Paso Robles West Coast Kustoms car show forced to Santa Maria Fairgrounds draws over 30,000 car enthusiasts over memorial day weekend
May 25, 2008
The 2008 West Coast Kustoms 27th annual Cruisin' Nationals roared into its new location at the Santa Maria Fairpark on Saturday, welcomed by larger-than-anticipated crowds.
“We were guessing around 5,000, but we didn't know,” show spokesman Ken Smith said.
The gates opened to the public at 8 a.m., and there was still a line to get in hours later. After the ticket booth shut down an hour before gates closed for the day, newly arriving custom car lovers in search of chrome and special paint jobs were turned away.
Show organizers said the spectator count for Saturday had exceeded expectations, but couldn't say yet how many people attended. The number of vehicles broke records as well, with nearly 1,000 on display.
Most of the spectators and participants agree what the real draw of the show is.
“The cars,” a group of four onlookers said simultaneously, when asked.
“It's really the cars, and the lifestyle,” elaborated Brian McCraney, 31, who traveled south from San Francisco with his friends specifically to see the show.
“There's just a little of everything here,” said Tom Furey, 32.
Alicia Schmidt, 24, said she particularly liked a 1957 pink Cadillac.
The group planned on spending the night to see more of the show today, before driving home.
Santa Maria's Chuck Small was among those displaying prize possessions.
“It's what we do to have fun,” he said, standing next to his 1937 Ford, with custom installed 1996 Corvette engine.
As the 73-year-old Small knows, custom car showing can be a family affair.
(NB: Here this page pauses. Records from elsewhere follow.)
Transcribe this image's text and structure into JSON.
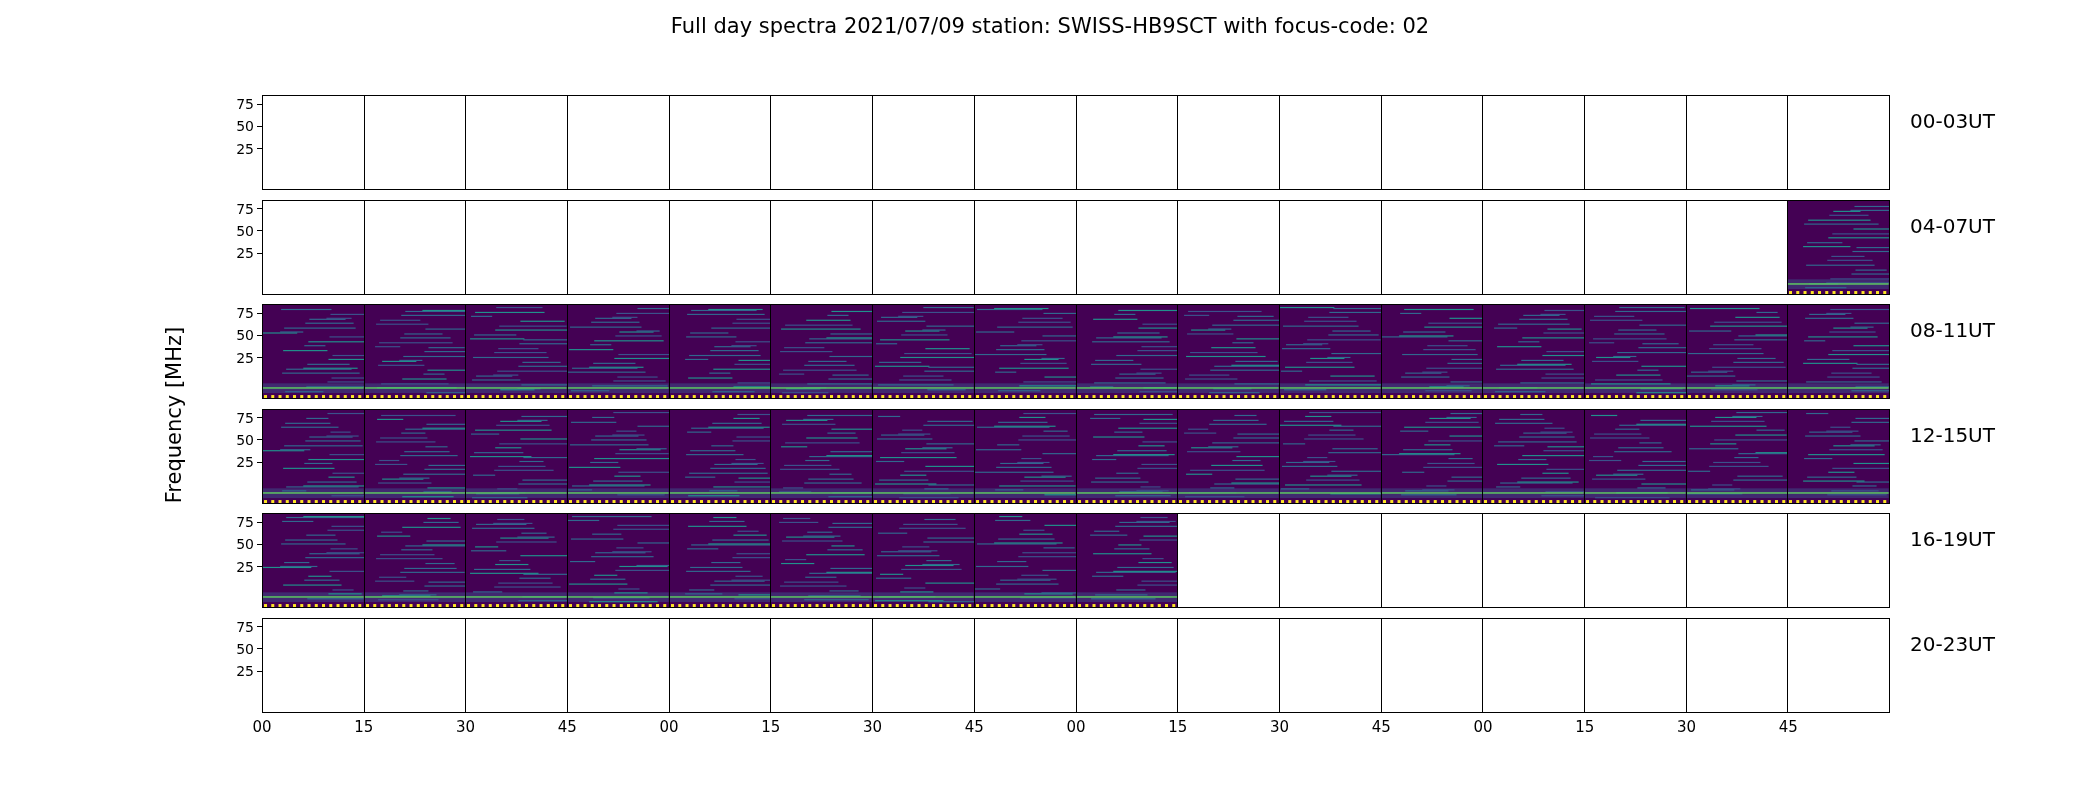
{
  "title": "Full day spectra 2021/07/09 station: SWISS-HB9SCT with focus-code: 02",
  "ylabel": "Frequency [MHz]",
  "xticks": [
    "00",
    "15",
    "30",
    "45",
    "00",
    "15",
    "30",
    "45",
    "00",
    "15",
    "30",
    "45",
    "00",
    "15",
    "30",
    "45"
  ],
  "rows": [
    {
      "label": "00-03UT",
      "yticks": [
        "75",
        "50",
        "25"
      ],
      "panels": [
        {
          "kind": "empty"
        },
        {
          "kind": "empty"
        },
        {
          "kind": "empty"
        },
        {
          "kind": "empty"
        },
        {
          "kind": "empty"
        },
        {
          "kind": "empty"
        },
        {
          "kind": "empty"
        },
        {
          "kind": "empty"
        },
        {
          "kind": "empty"
        },
        {
          "kind": "empty"
        },
        {
          "kind": "empty"
        },
        {
          "kind": "empty"
        },
        {
          "kind": "empty"
        },
        {
          "kind": "empty"
        },
        {
          "kind": "empty"
        },
        {
          "kind": "empty"
        }
      ]
    },
    {
      "label": "04-07UT",
      "yticks": [
        "75",
        "50",
        "25"
      ],
      "panels": [
        {
          "kind": "empty"
        },
        {
          "kind": "empty"
        },
        {
          "kind": "empty"
        },
        {
          "kind": "empty"
        },
        {
          "kind": "empty"
        },
        {
          "kind": "empty"
        },
        {
          "kind": "empty"
        },
        {
          "kind": "empty"
        },
        {
          "kind": "empty"
        },
        {
          "kind": "empty"
        },
        {
          "kind": "empty"
        },
        {
          "kind": "empty"
        },
        {
          "kind": "empty"
        },
        {
          "kind": "empty"
        },
        {
          "kind": "empty"
        },
        {
          "kind": "spectrum"
        }
      ]
    },
    {
      "label": "08-11UT",
      "yticks": [
        "75",
        "50",
        "25"
      ],
      "panels": [
        {
          "kind": "spectrum"
        },
        {
          "kind": "spectrum"
        },
        {
          "kind": "spectrum"
        },
        {
          "kind": "spectrum"
        },
        {
          "kind": "spectrum"
        },
        {
          "kind": "spectrum"
        },
        {
          "kind": "spectrum"
        },
        {
          "kind": "spectrum"
        },
        {
          "kind": "spectrum"
        },
        {
          "kind": "spectrum"
        },
        {
          "kind": "spectrum"
        },
        {
          "kind": "spectrum"
        },
        {
          "kind": "spectrum"
        },
        {
          "kind": "spectrum"
        },
        {
          "kind": "spectrum"
        },
        {
          "kind": "spectrum"
        }
      ]
    },
    {
      "label": "12-15UT",
      "yticks": [
        "75",
        "50",
        "25"
      ],
      "panels": [
        {
          "kind": "spectrum"
        },
        {
          "kind": "spectrum"
        },
        {
          "kind": "spectrum"
        },
        {
          "kind": "spectrum"
        },
        {
          "kind": "spectrum"
        },
        {
          "kind": "spectrum"
        },
        {
          "kind": "spectrum"
        },
        {
          "kind": "spectrum"
        },
        {
          "kind": "spectrum"
        },
        {
          "kind": "spectrum"
        },
        {
          "kind": "spectrum"
        },
        {
          "kind": "spectrum"
        },
        {
          "kind": "spectrum"
        },
        {
          "kind": "spectrum"
        },
        {
          "kind": "spectrum"
        },
        {
          "kind": "spectrum"
        }
      ]
    },
    {
      "label": "16-19UT",
      "yticks": [
        "75",
        "50",
        "25"
      ],
      "panels": [
        {
          "kind": "spectrum"
        },
        {
          "kind": "spectrum"
        },
        {
          "kind": "spectrum"
        },
        {
          "kind": "spectrum"
        },
        {
          "kind": "spectrum"
        },
        {
          "kind": "spectrum"
        },
        {
          "kind": "spectrum"
        },
        {
          "kind": "spectrum"
        },
        {
          "kind": "spectrum"
        },
        {
          "kind": "empty"
        },
        {
          "kind": "empty"
        },
        {
          "kind": "empty"
        },
        {
          "kind": "empty"
        },
        {
          "kind": "empty"
        },
        {
          "kind": "empty"
        },
        {
          "kind": "empty"
        }
      ]
    },
    {
      "label": "20-23UT",
      "yticks": [
        "75",
        "50",
        "25"
      ],
      "panels": [
        {
          "kind": "empty"
        },
        {
          "kind": "empty"
        },
        {
          "kind": "empty"
        },
        {
          "kind": "empty"
        },
        {
          "kind": "empty"
        },
        {
          "kind": "empty"
        },
        {
          "kind": "empty"
        },
        {
          "kind": "empty"
        },
        {
          "kind": "empty"
        },
        {
          "kind": "empty"
        },
        {
          "kind": "empty"
        },
        {
          "kind": "empty"
        },
        {
          "kind": "empty"
        },
        {
          "kind": "empty"
        },
        {
          "kind": "empty"
        },
        {
          "kind": "empty"
        }
      ]
    }
  ]
}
Small's grandson recently won his first show award, and Small's son-in-law, Ron Albright, displayed his own Ford custom car just one spot over.
“It's an appreciation for cars and an appreciation for things you create,” Small said about the multi-generational draw of the custom car culture.
“I like the variety of the show. You can see your rattiest looking rat rod, to your most expensive looking custom job,” said Larry Board, 55, of Ridgecrest.
As he spoke, Board inspected a 1930 Ford hot rod owned by Ray Bannister of San Lorenzo. The interesting thing about the primer gray car with a stripped interior, Board explained, was the addition of a fuel-injected Cadillac engine.
Board, who builds his own hot rods and had previously attended the show at its prior home, said he liked the new location.
“It's the best car show on the West Coast,” Board said.
West Coast Kustoms took place for 26 years in Paso Robles, with vehicles lining the streets of the city's downtown. Size restrictions and safety concerns led co-founder Penny Pichette and the show organizers to seek a new location.
“We didn't know the people would support it,” Smith said, adding that Santa Maria had been welcoming.
Pinstripe artist Tommy Herrara, of Bakersfield, said he was nervous about how the move would affect the show, but was impressed with the turnout.
As a bonus to the show's new location, vendors selling everything from tiki-style T-shirts to parts for classic Fords, could set up in the fairground's indoor exhibition space.
“You can pinstripe anything,” Herrera said while customizing a toolbox.
Nearby artists worked on a scooter, Thermos and a computer notebook cover.
Herrera said several of the cars on display also bore his artwork.
Each pinstripe artist created one original piece of art for a charity auction to raise money for Alzheimer's research.
The show runs today from 8 a.m. to 3 p.m., with a second pinstripe auction at 2 p.m. The Santa Maria Fairpark is at 937 S. Thornburg St., Santa Maria, California.
Tickets are $12 for adults; $6 for seniors over 60 and children under 12 years old. Active-duty military personnel will be admitted for free.